Prosecutor in Rittenhouse trial: "While we are disappointed with the verdict, it must be respected"
From CNN's Omar Jimenez
Following the acquittal of Kyle Rittenhouse on all charges, Kenosha County Assistant District Attorney Thomas Binger, the lead prosecutor in this case, said in a statement that "while we are disappointed with the verdict, it must be respected."
“We are grateful to the members of the jury for their diligent and thoughtful deliberations. The Kenosha community has endured much over the past 15 months, and yet we remain resilient and strong. We ask that members of our community continue to express their opinions and feelings about this verdict in a civil and peaceful manner,” Binger continued.
3:46 p.m. ET, November 19, 2021
Biden reacts to Rittenhouse verdict: "The jury system works, and we have to abide by it"
From CNN's Nikki Carvajal
President Biden said he did not watch the trial of Kyle Rittenhouse, but he stands by the verdict and the judicial system.
He made the comments upon returning to the White House after his routine physical exam at Walter Reed National Military Medical Center.
“I just heard a moment ago,” Biden said, when asked about Rittenhouse being found not guilty on all counts. “I didn’t watch the trial.”
Asked if he stood by his past comments equating Rittenhouse to a white supremacist, Biden didn’t directly answer.
“Look, I stand by what the jury has concluded,” he said. “The jury system works, and we have to abide by it.”
In a statement released by the White House later Friday afternoon, Biden acknowledged that the verdict “will leave many Americans feeling angry and concerned, myself included,” adding that everyone “must acknowledge that the jury has spoken.”
Biden said he “ran on a promise to bring Americans together, because I believe that what unites us is far greater than what divides us.”
“I know that we’re not going to heal our country’s wounds overnight, but I remain steadfast in my commitment to do everything in my power to ensure that every American is treated equally, with fairness and dignity, under the law,” the statement reads.
2:46 p.m. ET, November 19, 2021
Wisconsin governor calls for peace and says state has "work to do" following Rittenhouse verdict
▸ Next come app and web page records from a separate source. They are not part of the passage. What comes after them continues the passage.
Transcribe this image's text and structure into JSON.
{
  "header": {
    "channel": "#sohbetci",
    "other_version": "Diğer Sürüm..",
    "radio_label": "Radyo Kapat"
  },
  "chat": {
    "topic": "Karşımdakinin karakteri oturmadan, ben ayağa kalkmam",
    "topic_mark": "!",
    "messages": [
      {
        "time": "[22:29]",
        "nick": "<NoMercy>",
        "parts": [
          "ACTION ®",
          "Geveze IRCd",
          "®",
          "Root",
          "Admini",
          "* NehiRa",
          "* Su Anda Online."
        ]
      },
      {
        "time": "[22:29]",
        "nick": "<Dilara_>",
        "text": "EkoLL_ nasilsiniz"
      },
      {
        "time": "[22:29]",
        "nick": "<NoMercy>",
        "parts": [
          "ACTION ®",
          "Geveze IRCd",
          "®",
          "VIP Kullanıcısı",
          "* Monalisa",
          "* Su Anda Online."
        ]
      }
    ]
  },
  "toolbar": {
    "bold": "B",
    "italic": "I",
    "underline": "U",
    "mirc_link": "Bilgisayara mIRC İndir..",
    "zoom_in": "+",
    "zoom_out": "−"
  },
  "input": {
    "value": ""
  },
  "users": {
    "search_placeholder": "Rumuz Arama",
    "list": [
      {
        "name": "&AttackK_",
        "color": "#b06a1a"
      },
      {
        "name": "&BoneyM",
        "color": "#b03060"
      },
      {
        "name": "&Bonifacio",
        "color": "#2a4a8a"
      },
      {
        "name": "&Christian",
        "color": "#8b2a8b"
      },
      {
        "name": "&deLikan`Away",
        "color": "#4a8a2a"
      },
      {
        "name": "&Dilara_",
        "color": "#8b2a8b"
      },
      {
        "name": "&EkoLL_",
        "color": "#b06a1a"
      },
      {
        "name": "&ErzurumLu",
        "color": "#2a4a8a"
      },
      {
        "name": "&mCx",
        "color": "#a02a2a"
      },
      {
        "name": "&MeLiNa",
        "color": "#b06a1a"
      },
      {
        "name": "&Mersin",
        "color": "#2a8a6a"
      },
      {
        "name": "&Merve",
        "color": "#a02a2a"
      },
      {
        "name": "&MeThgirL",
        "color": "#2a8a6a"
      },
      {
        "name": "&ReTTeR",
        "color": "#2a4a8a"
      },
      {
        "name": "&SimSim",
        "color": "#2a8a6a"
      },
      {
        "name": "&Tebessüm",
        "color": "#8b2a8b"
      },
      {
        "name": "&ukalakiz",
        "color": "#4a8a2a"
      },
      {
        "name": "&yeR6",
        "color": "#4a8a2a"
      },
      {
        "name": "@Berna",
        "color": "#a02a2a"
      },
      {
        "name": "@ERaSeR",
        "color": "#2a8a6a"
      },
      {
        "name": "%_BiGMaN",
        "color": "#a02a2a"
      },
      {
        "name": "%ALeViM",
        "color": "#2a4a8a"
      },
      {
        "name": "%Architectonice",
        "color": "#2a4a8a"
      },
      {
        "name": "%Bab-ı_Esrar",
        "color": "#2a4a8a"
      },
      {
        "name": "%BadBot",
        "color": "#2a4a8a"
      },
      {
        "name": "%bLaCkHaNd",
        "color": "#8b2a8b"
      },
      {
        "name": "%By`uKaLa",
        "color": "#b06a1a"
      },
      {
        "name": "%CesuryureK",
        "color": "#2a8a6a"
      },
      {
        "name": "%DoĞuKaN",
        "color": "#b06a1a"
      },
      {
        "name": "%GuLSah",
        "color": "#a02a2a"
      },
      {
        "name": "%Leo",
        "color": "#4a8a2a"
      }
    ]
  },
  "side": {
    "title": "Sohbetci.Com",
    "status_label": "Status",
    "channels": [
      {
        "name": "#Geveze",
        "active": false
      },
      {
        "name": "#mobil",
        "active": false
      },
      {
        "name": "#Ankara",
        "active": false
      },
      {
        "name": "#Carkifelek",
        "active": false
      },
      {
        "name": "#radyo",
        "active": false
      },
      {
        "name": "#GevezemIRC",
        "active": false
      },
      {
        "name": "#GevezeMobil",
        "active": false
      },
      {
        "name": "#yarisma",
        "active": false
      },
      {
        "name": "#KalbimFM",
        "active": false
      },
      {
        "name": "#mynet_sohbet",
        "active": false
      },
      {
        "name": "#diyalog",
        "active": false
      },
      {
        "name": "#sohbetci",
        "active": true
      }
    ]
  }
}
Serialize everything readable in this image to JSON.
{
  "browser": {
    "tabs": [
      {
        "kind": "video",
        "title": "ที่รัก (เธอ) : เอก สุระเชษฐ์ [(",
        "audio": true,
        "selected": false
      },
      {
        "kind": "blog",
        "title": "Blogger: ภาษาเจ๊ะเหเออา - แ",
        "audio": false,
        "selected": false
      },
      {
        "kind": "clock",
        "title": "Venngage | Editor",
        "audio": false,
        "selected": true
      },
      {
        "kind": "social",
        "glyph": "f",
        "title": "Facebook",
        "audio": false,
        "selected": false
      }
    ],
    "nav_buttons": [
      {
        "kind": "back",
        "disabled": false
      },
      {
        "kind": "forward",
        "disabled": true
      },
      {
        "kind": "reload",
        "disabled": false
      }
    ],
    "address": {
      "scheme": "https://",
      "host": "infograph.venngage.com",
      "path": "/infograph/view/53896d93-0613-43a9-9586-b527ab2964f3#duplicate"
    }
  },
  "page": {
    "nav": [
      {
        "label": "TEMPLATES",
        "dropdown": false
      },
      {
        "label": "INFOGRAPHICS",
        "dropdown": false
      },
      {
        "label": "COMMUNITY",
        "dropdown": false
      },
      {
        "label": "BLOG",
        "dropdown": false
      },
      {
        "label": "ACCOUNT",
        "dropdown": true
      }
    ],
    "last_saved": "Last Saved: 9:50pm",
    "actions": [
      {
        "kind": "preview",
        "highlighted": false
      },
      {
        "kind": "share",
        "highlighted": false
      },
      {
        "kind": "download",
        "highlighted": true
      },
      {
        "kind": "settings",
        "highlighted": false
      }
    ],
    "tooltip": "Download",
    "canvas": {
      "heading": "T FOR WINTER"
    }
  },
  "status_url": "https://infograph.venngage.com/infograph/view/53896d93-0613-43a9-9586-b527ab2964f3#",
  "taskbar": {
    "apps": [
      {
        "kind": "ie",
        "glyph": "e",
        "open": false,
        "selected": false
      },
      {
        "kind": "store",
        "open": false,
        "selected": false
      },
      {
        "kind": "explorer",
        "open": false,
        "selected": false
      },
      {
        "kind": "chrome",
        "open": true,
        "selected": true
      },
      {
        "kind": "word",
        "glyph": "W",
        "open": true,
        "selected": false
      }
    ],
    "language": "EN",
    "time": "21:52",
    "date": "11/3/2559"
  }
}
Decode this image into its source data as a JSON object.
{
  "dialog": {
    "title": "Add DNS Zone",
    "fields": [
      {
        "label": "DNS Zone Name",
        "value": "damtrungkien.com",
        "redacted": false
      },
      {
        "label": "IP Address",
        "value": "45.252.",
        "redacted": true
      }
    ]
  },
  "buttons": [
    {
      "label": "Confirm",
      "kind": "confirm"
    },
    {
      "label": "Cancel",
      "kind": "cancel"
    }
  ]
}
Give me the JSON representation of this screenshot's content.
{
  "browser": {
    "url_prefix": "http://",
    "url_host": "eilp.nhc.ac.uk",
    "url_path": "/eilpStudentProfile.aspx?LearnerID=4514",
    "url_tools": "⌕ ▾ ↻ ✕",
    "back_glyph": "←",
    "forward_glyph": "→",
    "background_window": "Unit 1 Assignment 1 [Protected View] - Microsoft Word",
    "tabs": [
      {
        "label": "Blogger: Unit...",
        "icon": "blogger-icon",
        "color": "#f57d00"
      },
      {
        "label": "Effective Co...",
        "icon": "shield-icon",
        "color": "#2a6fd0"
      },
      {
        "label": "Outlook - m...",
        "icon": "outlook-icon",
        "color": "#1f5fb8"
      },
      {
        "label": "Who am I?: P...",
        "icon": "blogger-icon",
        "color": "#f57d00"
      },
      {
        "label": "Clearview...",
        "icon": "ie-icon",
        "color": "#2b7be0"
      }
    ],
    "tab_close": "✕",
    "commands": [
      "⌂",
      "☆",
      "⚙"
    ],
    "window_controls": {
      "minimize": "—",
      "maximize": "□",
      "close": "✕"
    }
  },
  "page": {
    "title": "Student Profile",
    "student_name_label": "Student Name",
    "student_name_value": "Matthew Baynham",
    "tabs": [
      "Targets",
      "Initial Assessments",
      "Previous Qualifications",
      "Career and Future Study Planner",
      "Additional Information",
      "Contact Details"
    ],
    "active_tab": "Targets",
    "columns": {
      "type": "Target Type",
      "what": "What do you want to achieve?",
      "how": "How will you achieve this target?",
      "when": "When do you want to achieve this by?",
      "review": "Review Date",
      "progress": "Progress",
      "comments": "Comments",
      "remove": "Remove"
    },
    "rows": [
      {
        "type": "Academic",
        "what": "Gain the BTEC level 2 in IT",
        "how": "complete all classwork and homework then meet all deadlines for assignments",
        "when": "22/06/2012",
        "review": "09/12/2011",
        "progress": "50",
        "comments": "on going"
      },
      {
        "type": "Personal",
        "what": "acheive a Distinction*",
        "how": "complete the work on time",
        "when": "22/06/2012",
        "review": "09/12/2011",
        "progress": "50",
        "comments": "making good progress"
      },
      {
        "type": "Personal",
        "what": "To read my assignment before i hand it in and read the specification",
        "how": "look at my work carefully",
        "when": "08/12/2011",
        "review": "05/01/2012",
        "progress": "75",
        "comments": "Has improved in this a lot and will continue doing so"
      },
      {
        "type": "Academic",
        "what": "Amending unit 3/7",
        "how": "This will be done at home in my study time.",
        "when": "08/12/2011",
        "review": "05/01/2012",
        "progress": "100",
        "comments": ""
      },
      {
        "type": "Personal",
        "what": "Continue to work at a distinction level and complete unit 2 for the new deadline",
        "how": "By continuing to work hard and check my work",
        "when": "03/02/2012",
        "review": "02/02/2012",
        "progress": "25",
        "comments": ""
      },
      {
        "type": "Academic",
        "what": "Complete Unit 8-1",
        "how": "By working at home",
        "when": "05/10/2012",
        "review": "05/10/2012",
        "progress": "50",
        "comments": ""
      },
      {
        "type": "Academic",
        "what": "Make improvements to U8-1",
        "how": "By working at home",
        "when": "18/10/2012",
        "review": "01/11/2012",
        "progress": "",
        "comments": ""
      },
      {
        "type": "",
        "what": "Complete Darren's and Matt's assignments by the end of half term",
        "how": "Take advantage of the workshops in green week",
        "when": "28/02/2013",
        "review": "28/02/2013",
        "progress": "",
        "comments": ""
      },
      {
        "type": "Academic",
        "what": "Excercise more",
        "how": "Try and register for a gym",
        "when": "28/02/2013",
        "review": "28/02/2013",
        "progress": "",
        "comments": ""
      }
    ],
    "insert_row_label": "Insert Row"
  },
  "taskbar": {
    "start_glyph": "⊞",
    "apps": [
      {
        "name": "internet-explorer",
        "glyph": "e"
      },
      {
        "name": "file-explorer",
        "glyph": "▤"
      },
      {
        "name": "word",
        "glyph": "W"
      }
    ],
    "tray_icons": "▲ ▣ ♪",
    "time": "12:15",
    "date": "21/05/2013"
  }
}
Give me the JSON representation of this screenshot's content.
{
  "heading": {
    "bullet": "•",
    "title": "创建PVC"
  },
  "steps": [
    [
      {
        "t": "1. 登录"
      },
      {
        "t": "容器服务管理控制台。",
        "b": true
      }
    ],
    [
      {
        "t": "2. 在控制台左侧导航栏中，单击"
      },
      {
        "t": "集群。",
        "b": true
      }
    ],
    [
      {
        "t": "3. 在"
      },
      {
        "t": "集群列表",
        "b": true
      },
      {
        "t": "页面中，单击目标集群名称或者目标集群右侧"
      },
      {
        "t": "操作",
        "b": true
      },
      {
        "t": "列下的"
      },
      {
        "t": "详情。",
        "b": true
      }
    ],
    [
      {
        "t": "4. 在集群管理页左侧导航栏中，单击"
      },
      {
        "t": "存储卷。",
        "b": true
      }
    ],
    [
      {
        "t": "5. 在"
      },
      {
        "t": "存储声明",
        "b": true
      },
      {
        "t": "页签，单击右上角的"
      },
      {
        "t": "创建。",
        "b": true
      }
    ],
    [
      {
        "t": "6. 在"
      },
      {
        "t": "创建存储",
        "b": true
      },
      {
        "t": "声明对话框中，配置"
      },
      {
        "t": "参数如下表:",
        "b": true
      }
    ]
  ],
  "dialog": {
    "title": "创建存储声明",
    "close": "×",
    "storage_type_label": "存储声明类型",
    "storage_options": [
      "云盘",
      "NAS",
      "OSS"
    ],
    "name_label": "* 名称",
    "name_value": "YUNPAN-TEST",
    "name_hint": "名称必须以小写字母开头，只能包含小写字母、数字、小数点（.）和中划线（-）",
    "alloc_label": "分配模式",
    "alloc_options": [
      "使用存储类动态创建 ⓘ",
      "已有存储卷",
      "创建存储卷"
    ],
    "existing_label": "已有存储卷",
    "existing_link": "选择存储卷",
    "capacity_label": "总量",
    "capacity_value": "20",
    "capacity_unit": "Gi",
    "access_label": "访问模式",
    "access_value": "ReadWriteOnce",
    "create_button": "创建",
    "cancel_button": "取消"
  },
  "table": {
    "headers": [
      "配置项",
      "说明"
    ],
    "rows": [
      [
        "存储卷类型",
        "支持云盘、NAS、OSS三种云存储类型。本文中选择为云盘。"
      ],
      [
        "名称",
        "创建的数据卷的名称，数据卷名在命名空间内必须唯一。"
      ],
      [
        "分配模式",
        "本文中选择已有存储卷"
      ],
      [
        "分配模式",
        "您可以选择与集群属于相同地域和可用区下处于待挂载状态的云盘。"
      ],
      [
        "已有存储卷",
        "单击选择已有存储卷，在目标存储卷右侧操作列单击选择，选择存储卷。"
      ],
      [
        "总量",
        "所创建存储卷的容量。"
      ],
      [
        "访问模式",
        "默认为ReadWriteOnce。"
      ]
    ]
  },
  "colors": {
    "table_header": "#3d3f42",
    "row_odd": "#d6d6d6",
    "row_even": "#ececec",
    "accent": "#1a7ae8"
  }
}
From CNN’s Carma Hassan
Wisconsin Gov. Tony Evers said Kyle Rittenhouse’s trial has “reopened wounds that have not yet fully healed” and called for peace in Kenosha following the teen’s acquittal.
“No verdict will be able to bring back the lives of Anthony Huber and Joseph Rosenbaum, or heal Gaige Grosskreutz’s injuries, just as no verdict can heal the wounds or trauma experienced by Jacob Blake and his family. No ruling today changes our reality in Wisconsin that we have work to do toward equity, accountability, and justice that communities across our state are demanding and deserve,” Evers said in a statement.
Evers urged Wisconsinites to move forward and said “any efforts or actions aimed at sowing division are unwelcome in our state as they will only hinder that healing.”
3:02 p.m. ET, November 19, 2021
Rittenhouse has a "huge sense of relief" following acquittal, says defense attorney
From CNN's Josiah Ryan
Mark Richards, Kyle Rittenhouse's defense attorney, said his client is eager to get on with his life and is feeling a great sense of relief following his acquittal on all five counts against him today.
"He wants to get on with his life," said Richards, speaking at a news conference outside the courthouse. "He has a huge sense of relief for what the jury did to him today. He wishes none of this would have ever happened."
Richards said Rittenhouse has had 24-hour security and does not anticipate that he will continue to live in the area.
"I think eventually some anonymity will come back to it," he said, adding Rittenhouse has ambitions to become a nurse.
Richards reiterated the defense's argument that Rittenhouse was not responsible for the violence that occurred that night in Kenosha.
"As he said when he testified, he did not start this and we're thankful, in more ways than one, that the jury finally got to hear the true story," he said.